Alamo Treasure and Joe the Slave

Joe the Slave

The pivotal actor in Come and Take ItJoe the slave—is not a fictional character. With few exceptions, most historians agree that Joe was the sole male survivor of the Alamo. Joe’s story has been largely untold for the last 170 years but this past March a remarkably thorough accounting of his life was published in the book Joe, the Slave Who Became an Alamo Legend. This incredibly detailed work by Ron J. Jackson and Lee Spencer White pieces Joe’s story together through plantation ledgers, journals, memoirs, slave narratives, ship logs, newspapers, letters, and court documents. But even then, the mystery surrounding Joe’s life leaves much to the imagination.

Treasure of the Alamo

The intersection of Joe’s life with those of the heroes of the Alamo created the seed for Come and Take It. Questions flow from this epic period of Texas history. What if Joe had escaped the massacre at the Alamo with a secret? One that was known to only one other man in the besieged Spanish mission – the renowned adventurer Jim Bowie. Coupling Joe’s escape from the Alamo with the many tales of Bowie’s treasure hunting in the Red Hills near San Antonio created a delicious backdrop for this novel. One that created a unique way to tell the well-known story of the famous battle, but with a distinct twist. A twist that hinges on a secret that’s remained bottled up and hidden for the over 170 years since Santa Anna’s attack.

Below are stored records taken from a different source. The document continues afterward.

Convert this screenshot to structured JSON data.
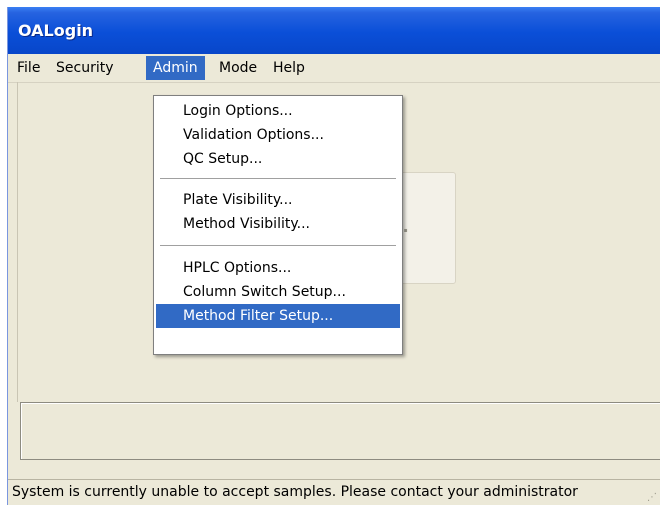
{
  "window": {
    "title": "OALogin"
  },
  "menubar": {
    "items": [
      {
        "label": "File"
      },
      {
        "label": "Security"
      },
      {
        "label": "Admin",
        "active": true
      },
      {
        "label": "Mode"
      },
      {
        "label": "Help"
      }
    ]
  },
  "admin_menu": {
    "items": [
      {
        "label": "Login Options..."
      },
      {
        "label": "Validation Options..."
      },
      {
        "label": "QC Setup..."
      },
      {
        "label": "Plate Visibility..."
      },
      {
        "label": "Method Visibility..."
      },
      {
        "label": "HPLC Options..."
      },
      {
        "label": "Column Switch Setup..."
      },
      {
        "label": "Method Filter Setup...",
        "highlighted": true
      }
    ]
  },
  "background": {
    "obscured_button_fragment": "s..."
  },
  "statusbar": {
    "message": "System is currently unable to accept samples. Please contact your administrator"
  },
  "colors": {
    "titlebar": "#0a4fd8",
    "highlight": "#316ac5",
    "window_bg": "#ece9d8"
  }
}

Where biographers see roadblocks and dead-ends with historical characters, novelists see opportunity. If Jim Bowie really did find a treasure in the Indian lands of Texas, what did he do with it? If Joe the slave was spotted in Brewton, AL late in his life, what was he doing there? Did a pirate at the port of New Orleans actually procure a treasure map pointing to the Alamo? Come and Take It answers these and many more questions about these wonderful characters from history. And each revelation, while admittedly speculative in nature, is built on a foundation of evidence left behind from the period. Who’s to say Come and Take It doesn’t tell the story exactly how it happened?